According to the Australian Taxation Office’s Self-managed super fund statistical report released in June 2015, there are now over 500,000 SMSFs in existence and with the benefits experienced you can understand why more and more people are considering them as a way to build their superannuation.
Visibility and control
For most Australians, superannuation is their second largest asset behind the family home – so naturally they want to understand it, control it and have greater visibility of their retirement savings. With an SMSF, you can decide how you would like to invest your retirement savings, and you can see how your super is tracking.
Combine family assets
Self Managed Super Funds (SMSF) can be a great way to combine your super assets with a partner or extended family. With an SMSF, you can have up to four members so you are able to consolidate multiple super accounts to create a larger balance – and because it’s consolidated into one SMSF you only pay one set of fees.
Choice of investment
SMSFs offer a wider range of investment options than traditional retail or industry super funds. With an SMSF, you can invest in direct shares, high yielding cash accounts, corporate debt, direct property, unlisted assets and much more.
Depending on your circumstances, one significant benefit of an SMSF is the flexibility the trustees have over the tax position of the fund.
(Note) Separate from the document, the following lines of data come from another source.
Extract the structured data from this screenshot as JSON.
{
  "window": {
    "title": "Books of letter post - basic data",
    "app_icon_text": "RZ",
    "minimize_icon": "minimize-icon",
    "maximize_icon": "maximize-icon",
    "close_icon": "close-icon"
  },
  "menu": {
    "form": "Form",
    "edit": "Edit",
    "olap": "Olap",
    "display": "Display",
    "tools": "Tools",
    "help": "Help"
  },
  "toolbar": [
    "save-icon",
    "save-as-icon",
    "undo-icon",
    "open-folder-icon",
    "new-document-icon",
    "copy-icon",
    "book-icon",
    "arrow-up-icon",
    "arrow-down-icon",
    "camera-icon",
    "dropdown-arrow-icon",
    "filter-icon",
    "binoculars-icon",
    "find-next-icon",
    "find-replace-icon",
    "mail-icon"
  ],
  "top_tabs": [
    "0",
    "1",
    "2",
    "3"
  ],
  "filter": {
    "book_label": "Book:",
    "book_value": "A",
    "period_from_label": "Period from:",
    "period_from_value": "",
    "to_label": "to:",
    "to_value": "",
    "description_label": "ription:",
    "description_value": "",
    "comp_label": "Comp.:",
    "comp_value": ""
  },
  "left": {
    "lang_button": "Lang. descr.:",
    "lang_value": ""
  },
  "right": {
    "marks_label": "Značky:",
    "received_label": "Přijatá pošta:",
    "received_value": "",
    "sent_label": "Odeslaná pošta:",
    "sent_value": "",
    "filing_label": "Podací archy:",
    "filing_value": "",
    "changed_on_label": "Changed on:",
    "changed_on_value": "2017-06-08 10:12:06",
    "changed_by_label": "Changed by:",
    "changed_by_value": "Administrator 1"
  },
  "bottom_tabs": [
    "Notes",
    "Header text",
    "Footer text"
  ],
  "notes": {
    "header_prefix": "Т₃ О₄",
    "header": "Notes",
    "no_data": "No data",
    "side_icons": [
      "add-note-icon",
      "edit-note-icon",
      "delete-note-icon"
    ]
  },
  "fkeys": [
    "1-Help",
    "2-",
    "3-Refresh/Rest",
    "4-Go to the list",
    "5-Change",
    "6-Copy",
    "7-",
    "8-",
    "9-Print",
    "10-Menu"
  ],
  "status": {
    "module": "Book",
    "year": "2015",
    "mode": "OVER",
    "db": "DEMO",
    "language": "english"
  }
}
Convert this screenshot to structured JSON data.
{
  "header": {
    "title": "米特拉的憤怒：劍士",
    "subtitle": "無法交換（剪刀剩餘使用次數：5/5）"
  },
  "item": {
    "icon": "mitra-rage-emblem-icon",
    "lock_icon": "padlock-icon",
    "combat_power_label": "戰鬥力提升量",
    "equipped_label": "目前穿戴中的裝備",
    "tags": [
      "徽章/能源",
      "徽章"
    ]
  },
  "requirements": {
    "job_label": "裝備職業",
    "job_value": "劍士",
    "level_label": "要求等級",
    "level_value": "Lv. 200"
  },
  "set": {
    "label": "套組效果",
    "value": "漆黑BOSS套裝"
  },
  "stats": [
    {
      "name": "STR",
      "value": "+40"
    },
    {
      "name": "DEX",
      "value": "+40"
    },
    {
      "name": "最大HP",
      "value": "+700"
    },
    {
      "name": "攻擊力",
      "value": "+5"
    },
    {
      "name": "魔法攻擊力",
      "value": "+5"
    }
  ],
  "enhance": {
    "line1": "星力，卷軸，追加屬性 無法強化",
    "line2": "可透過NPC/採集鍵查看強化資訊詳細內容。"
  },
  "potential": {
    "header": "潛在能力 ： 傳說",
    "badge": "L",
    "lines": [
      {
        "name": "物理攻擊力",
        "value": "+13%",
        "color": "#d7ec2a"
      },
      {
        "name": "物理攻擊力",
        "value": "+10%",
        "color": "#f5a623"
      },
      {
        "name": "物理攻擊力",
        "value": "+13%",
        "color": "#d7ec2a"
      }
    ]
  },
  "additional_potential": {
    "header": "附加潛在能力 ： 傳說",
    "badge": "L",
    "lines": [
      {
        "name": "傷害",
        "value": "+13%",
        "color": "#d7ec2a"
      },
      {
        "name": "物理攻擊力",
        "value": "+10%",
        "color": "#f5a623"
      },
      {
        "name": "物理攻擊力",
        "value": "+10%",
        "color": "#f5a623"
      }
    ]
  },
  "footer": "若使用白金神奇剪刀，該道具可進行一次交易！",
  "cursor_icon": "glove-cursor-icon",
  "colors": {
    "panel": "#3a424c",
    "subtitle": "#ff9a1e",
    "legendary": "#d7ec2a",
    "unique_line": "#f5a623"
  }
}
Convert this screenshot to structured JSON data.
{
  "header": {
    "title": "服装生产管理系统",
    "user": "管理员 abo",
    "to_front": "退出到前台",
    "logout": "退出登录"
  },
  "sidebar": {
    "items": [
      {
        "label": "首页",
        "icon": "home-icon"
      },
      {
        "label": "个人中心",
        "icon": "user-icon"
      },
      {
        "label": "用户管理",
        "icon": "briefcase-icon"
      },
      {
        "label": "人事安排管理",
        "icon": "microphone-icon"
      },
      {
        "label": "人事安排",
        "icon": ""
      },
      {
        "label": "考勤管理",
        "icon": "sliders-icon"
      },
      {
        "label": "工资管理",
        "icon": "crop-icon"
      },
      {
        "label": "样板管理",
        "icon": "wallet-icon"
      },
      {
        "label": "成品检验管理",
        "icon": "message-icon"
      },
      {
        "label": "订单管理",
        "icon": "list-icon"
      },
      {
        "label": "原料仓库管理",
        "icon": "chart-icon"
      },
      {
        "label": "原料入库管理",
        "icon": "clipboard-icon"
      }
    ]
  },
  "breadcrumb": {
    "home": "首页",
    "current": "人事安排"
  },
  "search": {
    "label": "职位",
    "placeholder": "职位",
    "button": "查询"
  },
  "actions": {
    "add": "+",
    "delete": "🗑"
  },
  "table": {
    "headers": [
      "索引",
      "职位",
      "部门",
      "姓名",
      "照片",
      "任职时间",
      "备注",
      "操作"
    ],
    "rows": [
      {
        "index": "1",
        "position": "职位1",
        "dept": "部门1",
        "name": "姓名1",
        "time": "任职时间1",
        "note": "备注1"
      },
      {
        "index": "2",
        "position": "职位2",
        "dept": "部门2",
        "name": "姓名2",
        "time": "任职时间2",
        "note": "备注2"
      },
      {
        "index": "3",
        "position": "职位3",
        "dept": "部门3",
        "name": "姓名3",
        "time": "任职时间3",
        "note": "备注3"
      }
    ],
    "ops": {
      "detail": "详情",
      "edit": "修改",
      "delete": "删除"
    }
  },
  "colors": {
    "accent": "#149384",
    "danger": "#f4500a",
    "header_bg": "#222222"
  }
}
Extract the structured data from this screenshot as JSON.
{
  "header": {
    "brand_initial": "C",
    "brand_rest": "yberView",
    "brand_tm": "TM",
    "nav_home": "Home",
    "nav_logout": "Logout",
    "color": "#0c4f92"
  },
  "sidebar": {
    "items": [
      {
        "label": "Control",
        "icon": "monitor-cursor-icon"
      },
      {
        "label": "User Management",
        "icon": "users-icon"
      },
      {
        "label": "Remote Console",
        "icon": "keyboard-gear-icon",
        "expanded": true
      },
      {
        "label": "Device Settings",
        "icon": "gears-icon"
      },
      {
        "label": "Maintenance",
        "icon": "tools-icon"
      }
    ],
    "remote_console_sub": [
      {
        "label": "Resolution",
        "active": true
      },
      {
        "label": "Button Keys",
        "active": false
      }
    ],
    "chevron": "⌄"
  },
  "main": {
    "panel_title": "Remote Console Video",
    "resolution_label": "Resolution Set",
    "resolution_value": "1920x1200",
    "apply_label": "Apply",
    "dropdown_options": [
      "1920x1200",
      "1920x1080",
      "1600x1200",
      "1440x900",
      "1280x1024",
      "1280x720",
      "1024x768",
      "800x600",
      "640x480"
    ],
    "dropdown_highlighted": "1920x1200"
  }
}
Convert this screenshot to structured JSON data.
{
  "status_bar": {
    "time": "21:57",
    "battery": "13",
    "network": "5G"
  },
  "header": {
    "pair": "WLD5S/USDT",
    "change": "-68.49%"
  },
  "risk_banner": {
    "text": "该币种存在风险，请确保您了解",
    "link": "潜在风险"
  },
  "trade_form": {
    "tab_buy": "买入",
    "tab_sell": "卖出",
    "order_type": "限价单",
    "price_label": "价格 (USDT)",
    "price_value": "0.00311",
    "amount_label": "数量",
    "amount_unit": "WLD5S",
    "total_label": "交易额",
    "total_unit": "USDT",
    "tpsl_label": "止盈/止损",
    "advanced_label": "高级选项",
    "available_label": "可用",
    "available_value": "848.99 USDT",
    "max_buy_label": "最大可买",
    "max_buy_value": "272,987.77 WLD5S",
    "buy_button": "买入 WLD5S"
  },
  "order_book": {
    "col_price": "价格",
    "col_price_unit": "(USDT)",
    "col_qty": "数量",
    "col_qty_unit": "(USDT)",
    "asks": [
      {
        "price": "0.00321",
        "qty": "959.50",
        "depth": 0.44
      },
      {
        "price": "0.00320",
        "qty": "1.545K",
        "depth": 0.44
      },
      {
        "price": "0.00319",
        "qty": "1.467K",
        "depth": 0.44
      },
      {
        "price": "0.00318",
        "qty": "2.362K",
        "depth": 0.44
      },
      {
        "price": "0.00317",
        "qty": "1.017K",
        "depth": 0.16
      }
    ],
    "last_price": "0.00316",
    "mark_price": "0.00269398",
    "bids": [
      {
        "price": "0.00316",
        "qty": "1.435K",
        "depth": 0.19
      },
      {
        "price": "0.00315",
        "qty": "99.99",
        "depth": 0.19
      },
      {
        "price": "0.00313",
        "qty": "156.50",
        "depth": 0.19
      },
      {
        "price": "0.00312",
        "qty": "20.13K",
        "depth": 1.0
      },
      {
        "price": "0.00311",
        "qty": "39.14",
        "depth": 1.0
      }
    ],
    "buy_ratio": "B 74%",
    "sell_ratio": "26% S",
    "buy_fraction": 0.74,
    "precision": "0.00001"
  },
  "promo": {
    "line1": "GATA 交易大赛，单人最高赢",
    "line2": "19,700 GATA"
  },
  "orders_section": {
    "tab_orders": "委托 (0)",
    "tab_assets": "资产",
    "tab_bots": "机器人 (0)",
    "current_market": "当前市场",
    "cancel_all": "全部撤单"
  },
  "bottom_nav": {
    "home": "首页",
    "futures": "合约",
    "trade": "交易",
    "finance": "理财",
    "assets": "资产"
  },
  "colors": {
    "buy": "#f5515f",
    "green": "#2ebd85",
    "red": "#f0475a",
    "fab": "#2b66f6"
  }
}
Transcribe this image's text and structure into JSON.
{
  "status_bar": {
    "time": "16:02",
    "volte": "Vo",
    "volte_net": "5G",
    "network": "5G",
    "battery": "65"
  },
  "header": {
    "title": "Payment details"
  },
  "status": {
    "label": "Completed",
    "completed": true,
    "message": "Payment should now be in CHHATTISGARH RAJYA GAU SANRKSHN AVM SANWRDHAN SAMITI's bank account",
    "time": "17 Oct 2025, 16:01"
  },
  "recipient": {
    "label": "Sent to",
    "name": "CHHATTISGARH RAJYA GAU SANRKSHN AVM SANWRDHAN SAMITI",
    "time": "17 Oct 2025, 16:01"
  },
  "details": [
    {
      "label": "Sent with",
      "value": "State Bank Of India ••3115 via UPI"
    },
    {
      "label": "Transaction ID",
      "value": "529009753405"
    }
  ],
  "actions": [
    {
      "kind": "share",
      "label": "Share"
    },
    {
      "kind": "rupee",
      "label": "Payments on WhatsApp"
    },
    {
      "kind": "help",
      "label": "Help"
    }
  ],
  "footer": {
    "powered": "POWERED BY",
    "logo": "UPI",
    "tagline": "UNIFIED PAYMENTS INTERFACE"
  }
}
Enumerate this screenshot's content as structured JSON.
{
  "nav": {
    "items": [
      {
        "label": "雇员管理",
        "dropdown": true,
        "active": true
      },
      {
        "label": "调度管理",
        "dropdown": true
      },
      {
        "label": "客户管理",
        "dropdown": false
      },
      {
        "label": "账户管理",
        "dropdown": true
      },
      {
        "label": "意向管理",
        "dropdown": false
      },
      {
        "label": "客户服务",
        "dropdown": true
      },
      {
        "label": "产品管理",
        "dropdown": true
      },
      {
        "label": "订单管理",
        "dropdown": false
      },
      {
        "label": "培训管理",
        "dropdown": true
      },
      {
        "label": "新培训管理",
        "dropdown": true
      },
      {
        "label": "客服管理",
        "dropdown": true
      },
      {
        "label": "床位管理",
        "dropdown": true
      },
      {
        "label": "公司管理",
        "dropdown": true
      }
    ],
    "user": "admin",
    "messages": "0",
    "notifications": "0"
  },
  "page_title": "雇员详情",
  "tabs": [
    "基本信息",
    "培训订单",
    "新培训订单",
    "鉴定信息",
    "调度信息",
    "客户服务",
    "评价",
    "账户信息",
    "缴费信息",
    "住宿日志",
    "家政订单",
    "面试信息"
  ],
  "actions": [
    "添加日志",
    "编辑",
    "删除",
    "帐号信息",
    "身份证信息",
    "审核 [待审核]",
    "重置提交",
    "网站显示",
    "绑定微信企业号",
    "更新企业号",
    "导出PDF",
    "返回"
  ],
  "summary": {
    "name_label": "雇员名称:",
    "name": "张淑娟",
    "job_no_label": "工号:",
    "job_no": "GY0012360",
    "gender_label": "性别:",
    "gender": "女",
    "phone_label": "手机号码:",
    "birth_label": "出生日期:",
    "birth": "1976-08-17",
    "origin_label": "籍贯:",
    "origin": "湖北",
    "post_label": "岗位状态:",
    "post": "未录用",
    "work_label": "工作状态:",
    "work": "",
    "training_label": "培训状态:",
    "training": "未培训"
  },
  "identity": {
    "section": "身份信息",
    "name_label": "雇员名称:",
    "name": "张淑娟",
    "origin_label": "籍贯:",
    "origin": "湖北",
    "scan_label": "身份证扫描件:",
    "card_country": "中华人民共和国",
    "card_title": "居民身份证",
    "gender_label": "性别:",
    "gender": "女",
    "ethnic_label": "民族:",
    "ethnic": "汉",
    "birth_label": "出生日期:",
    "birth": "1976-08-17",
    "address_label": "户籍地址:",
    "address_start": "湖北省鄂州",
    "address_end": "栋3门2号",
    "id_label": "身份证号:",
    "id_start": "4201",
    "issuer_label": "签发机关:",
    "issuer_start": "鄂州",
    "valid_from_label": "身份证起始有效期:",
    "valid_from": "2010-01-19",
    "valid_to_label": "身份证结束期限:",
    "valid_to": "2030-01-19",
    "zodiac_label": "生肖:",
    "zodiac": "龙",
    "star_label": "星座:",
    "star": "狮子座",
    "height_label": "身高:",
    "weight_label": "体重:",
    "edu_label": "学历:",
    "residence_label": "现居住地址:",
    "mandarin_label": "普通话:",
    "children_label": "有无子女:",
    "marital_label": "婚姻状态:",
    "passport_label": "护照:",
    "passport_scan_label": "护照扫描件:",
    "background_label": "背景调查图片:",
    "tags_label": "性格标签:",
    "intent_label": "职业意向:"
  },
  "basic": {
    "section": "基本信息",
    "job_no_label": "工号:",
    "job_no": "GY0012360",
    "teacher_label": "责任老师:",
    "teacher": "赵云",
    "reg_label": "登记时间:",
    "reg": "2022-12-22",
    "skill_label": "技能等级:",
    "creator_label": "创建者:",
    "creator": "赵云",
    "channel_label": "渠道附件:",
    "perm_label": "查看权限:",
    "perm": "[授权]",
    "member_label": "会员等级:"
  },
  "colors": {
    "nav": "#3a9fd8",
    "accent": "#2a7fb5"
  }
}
Additionally, as trustees move towards the retirement phase, there are a number of financial planning strategies which can be used to help reduce the overall tax burden.
While SMSFs are not necessarily cheaper to run than public super funds, the real benefit trustees enjoy is greater control of their costs. With an SMSF, you will incur certain fixed costs. You’ll be required to pay for an annual tax return and audit, as well as any ATO fees. With respect to the fixed costs, the larger your SMSF balance grows the more cost effective it becomes. The total cost of running your SMSF will depend on the investments you make within the fund and whether you decide to pay for any professional SMSF services or specialist advice.
SMSFs can allow you to control how your benefits are passed on upon death. With an SMSF, you can build a tailored strategy suited to your family situation and intended beneficiaries. However, because this is an extremely specialised area it is always recommended that you seek personalised, professional advice.
Seek professional advice
Your superannuation planning has a huge impact on your future and retirement, so it’s essential that you seek professional advice from a financial planner, accountant and or solicitor before taking action.